After years of nursing a sometimes dusty cylinder of metal in a vault outside Paris as the global reference for modern mass, scientists are updating the definition of the kilogram.

Just as the redefinition of the second in 1967 helped to ease communication across the world via technologies like GPS and the internet, experts say the change in the kilogram will be better for technology, retail and health — though it probably won’t change the price of fish much.

The kilogram has been defined since 1889 by a shiny piece of platinum-iridium held in Paris. All modern mass measurements are traceable back to it — from micrograms of pharmaceutical medicines to kilos of apples and pears and tons of steel or cement.

kilogram, weight
Border Security Force officials showing 17 kilogram heroine.

The problem is, the “international prototype kilogram” doesn’t always weigh the same. Even inside its three glass bell jars, it gets dusty and dirty, and is affected by the atmosphere. Sometimes, it really needs a wash.

“We live in a modern world. There are pollutants in the atmosphere that can stick to the mass,” said Ian Robinson, a specialist in the engineering, materials and electrical science department at Britain’s National Physical Laboratory.

“So when you just get it out of the vault, it’s slightly dirty. But the whole process of cleaning or handling or using the mass can change its mass. So it’s not the best way, perhaps, of defining mass.”

What’s needed is something more constant.

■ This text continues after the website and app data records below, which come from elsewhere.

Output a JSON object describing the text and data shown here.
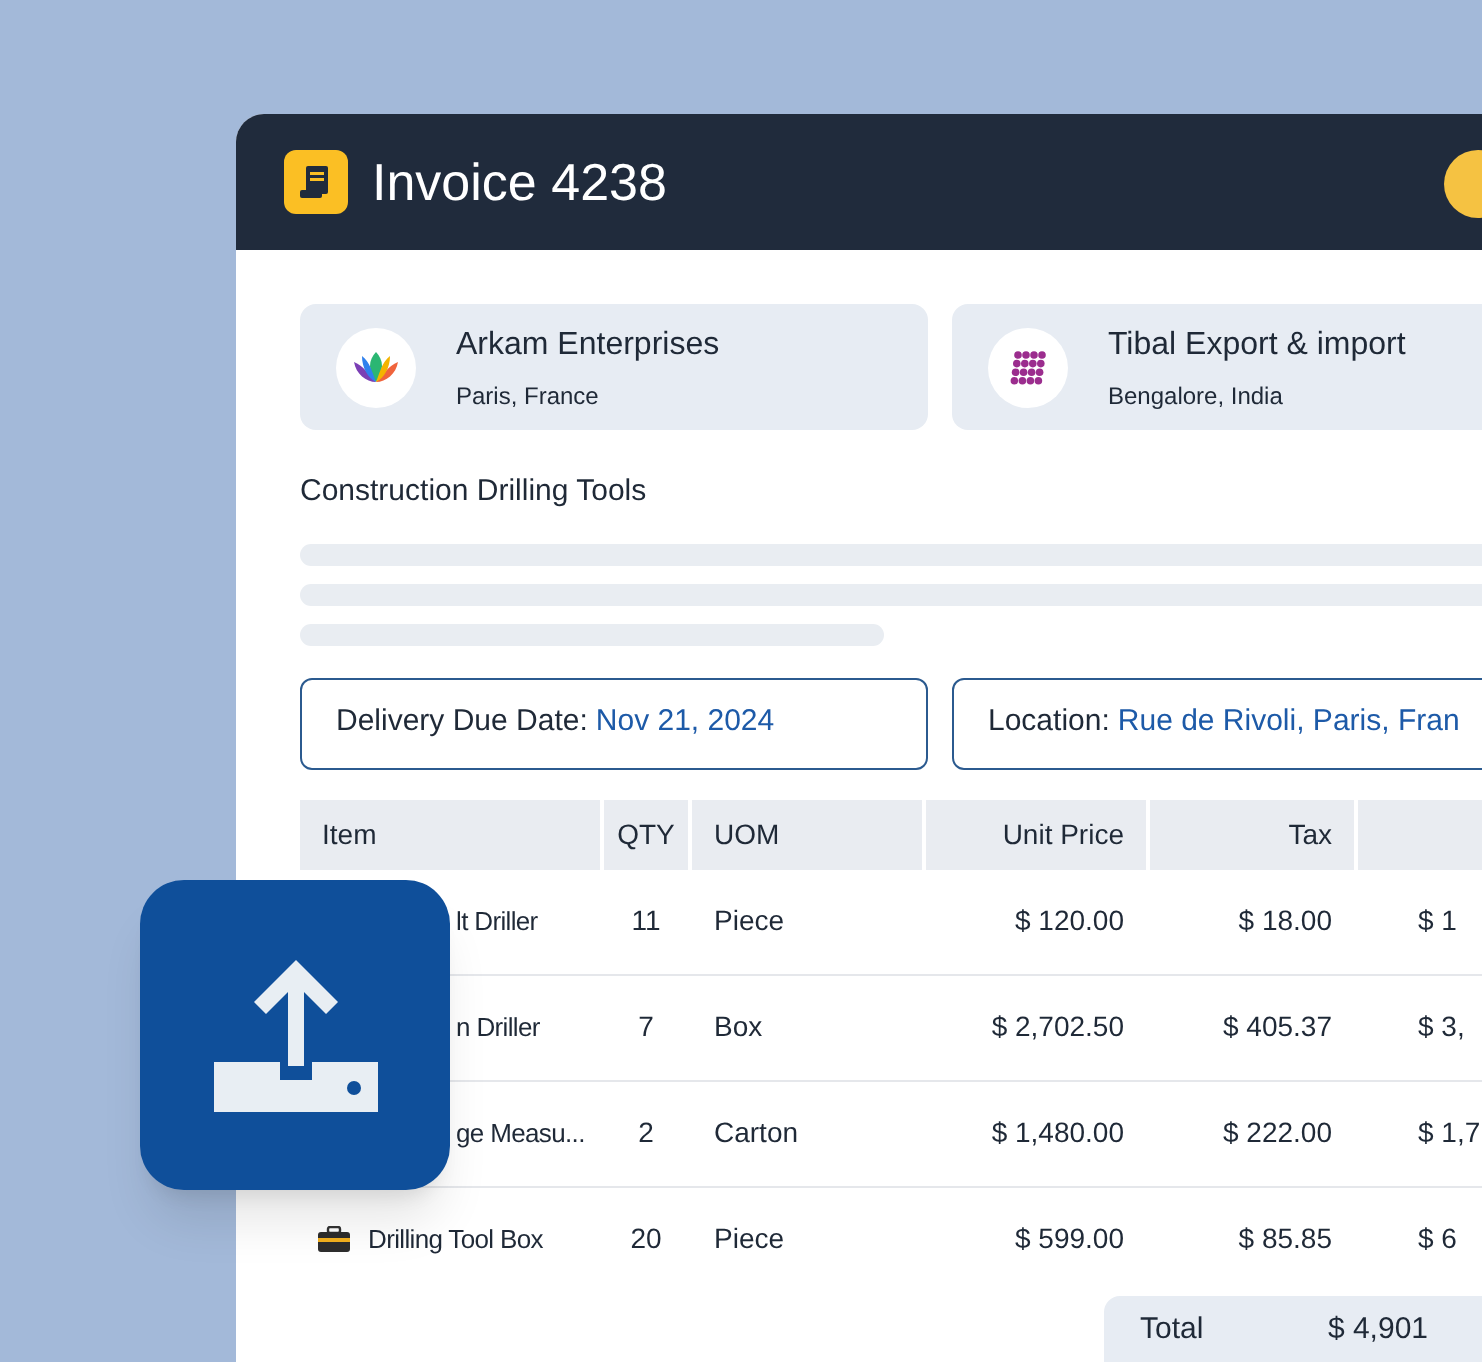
{
  "invoice": {
    "title": "Invoice 4238"
  },
  "parties": [
    {
      "name": "Arkam Enterprises",
      "location": "Paris, France",
      "kind": "lotus"
    },
    {
      "name": "Tibal Export & import",
      "location": "Bengalore, India",
      "kind": "dots"
    }
  ],
  "description": "Construction Drilling Tools",
  "fields": [
    {
      "label": "Delivery Due Date:",
      "value": "Nov 21, 2024"
    },
    {
      "label": "Location:",
      "value": "Rue de Rivoli, Paris, Fran"
    }
  ],
  "table": {
    "columns": [
      "Item",
      "QTY",
      "UOM",
      "Unit Price",
      "Tax"
    ],
    "rows": [
      {
        "item": "lt Driller",
        "qty": "11",
        "uom": "Piece",
        "unit_price": "$ 120.00",
        "tax": "$ 18.00",
        "column_6": "$ 1",
        "toolbox_icon": false
      },
      {
        "item": "n Driller",
        "qty": "7",
        "uom": "Box",
        "unit_price": "$ 2,702.50",
        "tax": "$ 405.37",
        "column_6": "$ 3,",
        "toolbox_icon": false
      },
      {
        "item": "ge Measu...",
        "qty": "2",
        "uom": "Carton",
        "unit_price": "$ 1,480.00",
        "tax": "$ 222.00",
        "column_6": "$ 1,7",
        "toolbox_icon": false
      },
      {
        "item": "Drilling Tool Box",
        "qty": "20",
        "uom": "Piece",
        "unit_price": "$ 599.00",
        "tax": "$ 85.85",
        "column_6": "$ 6",
        "toolbox_icon": true
      }
    ]
  },
  "total": {
    "label": "Total",
    "value": "$ 4,901"
  }
}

kilogram, weight
The Kilogram. Flickr

So, at the end of a week-long meeting in the Palace of Versailles, Paris, the world’s leading measurement aficionados at the International Bureau of Weights and Measures will vote Friday to make an “electronic kilogram” the new baseline measure of mass.

Just as the meter — once the length of a bar of platinum-iridium, also kept in Paris — is now defined by the constant speed of light in a vacuum, so a kilogram will be defined by a tiny but immutable fundamental value called the “Planck constant.”

The new definition involves an apparatus called the Kibble balance, which makes use of the constant to measure the mass of an object using a precisely measured electromagnetic force.

Paris,diesel,kilogram, weight
The kilogram has been defined since 1889 by a shiny piece of platinum-iridium held in Paris.VOA

“In the present system, you have to relate small masses to large masses by subdivision. That’s very difficult — and the uncertainties build up very, very quickly,” Robinson said.

“One of the things this [new] technique allows us to do is to actually measure mass directly at whatever scale we like, and that’s a big step forward.”

Also Read: NASA to Send Organ-on-Chips to Test Human Tissue Health in Space

He said it had taken years of work to fine-tune the new definition to ensure the switchover will be smooth.

But while the extra accuracy will be a boon to scientists, Robinson said that, for the average consumer buying flour or bananas, “there will be absolutely no change whatsoever.” (VOA)